GIVEN DATA: Begin

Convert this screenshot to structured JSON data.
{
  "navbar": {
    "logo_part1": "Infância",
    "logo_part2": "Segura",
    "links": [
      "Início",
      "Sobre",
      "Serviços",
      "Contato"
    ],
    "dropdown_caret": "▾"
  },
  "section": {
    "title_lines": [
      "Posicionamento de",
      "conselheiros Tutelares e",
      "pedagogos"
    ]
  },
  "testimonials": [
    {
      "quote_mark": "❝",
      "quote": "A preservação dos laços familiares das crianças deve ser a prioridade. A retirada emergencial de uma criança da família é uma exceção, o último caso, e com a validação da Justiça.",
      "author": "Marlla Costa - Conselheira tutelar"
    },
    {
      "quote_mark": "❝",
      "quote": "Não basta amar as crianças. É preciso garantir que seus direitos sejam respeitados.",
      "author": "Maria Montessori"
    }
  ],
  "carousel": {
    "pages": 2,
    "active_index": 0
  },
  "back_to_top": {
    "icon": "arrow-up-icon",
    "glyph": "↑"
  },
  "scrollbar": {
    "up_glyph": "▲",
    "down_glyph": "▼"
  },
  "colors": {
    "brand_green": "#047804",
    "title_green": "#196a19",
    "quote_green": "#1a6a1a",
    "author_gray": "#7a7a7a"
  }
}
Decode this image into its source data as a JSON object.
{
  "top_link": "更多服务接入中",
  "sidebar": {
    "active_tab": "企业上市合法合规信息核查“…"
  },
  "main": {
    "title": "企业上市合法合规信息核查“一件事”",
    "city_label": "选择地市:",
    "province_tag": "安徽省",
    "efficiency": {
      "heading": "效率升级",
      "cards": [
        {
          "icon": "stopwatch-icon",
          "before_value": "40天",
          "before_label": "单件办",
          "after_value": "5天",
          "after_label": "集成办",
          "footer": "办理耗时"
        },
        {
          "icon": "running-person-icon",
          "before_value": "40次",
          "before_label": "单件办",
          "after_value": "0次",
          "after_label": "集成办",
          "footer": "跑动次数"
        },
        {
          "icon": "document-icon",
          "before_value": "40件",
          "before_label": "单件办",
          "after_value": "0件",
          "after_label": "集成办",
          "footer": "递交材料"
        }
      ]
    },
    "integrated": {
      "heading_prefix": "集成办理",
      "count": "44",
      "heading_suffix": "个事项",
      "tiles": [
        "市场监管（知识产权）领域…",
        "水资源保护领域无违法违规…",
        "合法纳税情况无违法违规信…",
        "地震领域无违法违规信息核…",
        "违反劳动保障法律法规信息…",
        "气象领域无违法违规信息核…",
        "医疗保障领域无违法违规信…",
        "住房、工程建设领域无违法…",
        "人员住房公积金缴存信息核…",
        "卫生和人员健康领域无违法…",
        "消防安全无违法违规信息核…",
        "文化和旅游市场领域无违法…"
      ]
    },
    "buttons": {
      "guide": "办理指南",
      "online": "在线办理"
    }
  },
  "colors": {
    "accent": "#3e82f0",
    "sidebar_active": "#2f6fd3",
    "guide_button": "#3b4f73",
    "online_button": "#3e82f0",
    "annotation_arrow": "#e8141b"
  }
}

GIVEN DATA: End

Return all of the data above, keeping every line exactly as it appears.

● ANSWER SECTION:
Convert this screenshot to structured JSON data.
{
  "navbar": {
    "logo_part1": "Infância",
    "logo_part2": "Segura",
    "links": [
      "Início",
      "Sobre",
      "Serviços",
      "Contato"
    ],
    "dropdown_caret": "▾"
  },
  "section": {
    "title_lines": [
      "Posicionamento de",
      "conselheiros Tutelares e",
      "pedagogos"
    ]
  },
  "testimonials": [
    {
      "quote_mark": "❝",
      "quote": "A preservação dos laços familiares das crianças deve ser a prioridade. A retirada emergencial de uma criança da família é uma exceção, o último caso, e com a validação da Justiça.",
      "author": "Marlla Costa - Conselheira tutelar"
    },
    {
      "quote_mark": "❝",
      "quote": "Não basta amar as crianças. É preciso garantir que seus direitos sejam respeitados.",
      "author": "Maria Montessori"
    }
  ],
  "carousel": {
    "pages": 2,
    "active_index": 0
  },
  "back_to_top": {
    "icon": "arrow-up-icon",
    "glyph": "↑"
  },
  "scrollbar": {
    "up_glyph": "▲",
    "down_glyph": "▼"
  },
  "colors": {
    "brand_green": "#047804",
    "title_green": "#196a19",
    "quote_green": "#1a6a1a",
    "author_gray": "#7a7a7a"
  }
}
Decode this image into its source data as a JSON object.
{
  "top_link": "更多服务接入中",
  "sidebar": {
    "active_tab": "企业上市合法合规信息核查“…"
  },
  "main": {
    "title": "企业上市合法合规信息核查“一件事”",
    "city_label": "选择地市:",
    "province_tag": "安徽省",
    "efficiency": {
      "heading": "效率升级",
      "cards": [
        {
          "icon": "stopwatch-icon",
          "before_value": "40天",
          "before_label": "单件办",
          "after_value": "5天",
          "after_label": "集成办",
          "footer": "办理耗时"
        },
        {
          "icon": "running-person-icon",
          "before_value": "40次",
          "before_label": "单件办",
          "after_value": "0次",
          "after_label": "集成办",
          "footer": "跑动次数"
        },
        {
          "icon": "document-icon",
          "before_value": "40件",
          "before_label": "单件办",
          "after_value": "0件",
          "after_label": "集成办",
          "footer": "递交材料"
        }
      ]
    },
    "integrated": {
      "heading_prefix": "集成办理",
      "count": "44",
      "heading_suffix": "个事项",
      "tiles": [
        "市场监管（知识产权）领域…",
        "水资源保护领域无违法违规…",
        "合法纳税情况无违法违规信…",
        "地震领域无违法违规信息核…",
        "违反劳动保障法律法规信息…",
        "气象领域无违法违规信息核…",
        "医疗保障领域无违法违规信…",
        "住房、工程建设领域无违法…",
        "人员住房公积金缴存信息核…",
        "卫生和人员健康领域无违法…",
        "消防安全无违法违规信息核…",
        "文化和旅游市场领域无违法…"
      ]
    },
    "buttons": {
      "guide": "办理指南",
      "online": "在线办理"
    }
  },
  "colors": {
    "accent": "#3e82f0",
    "sidebar_active": "#2f6fd3",
    "guide_button": "#3b4f73",
    "online_button": "#3e82f0",
    "annotation_arrow": "#e8141b"
  }
}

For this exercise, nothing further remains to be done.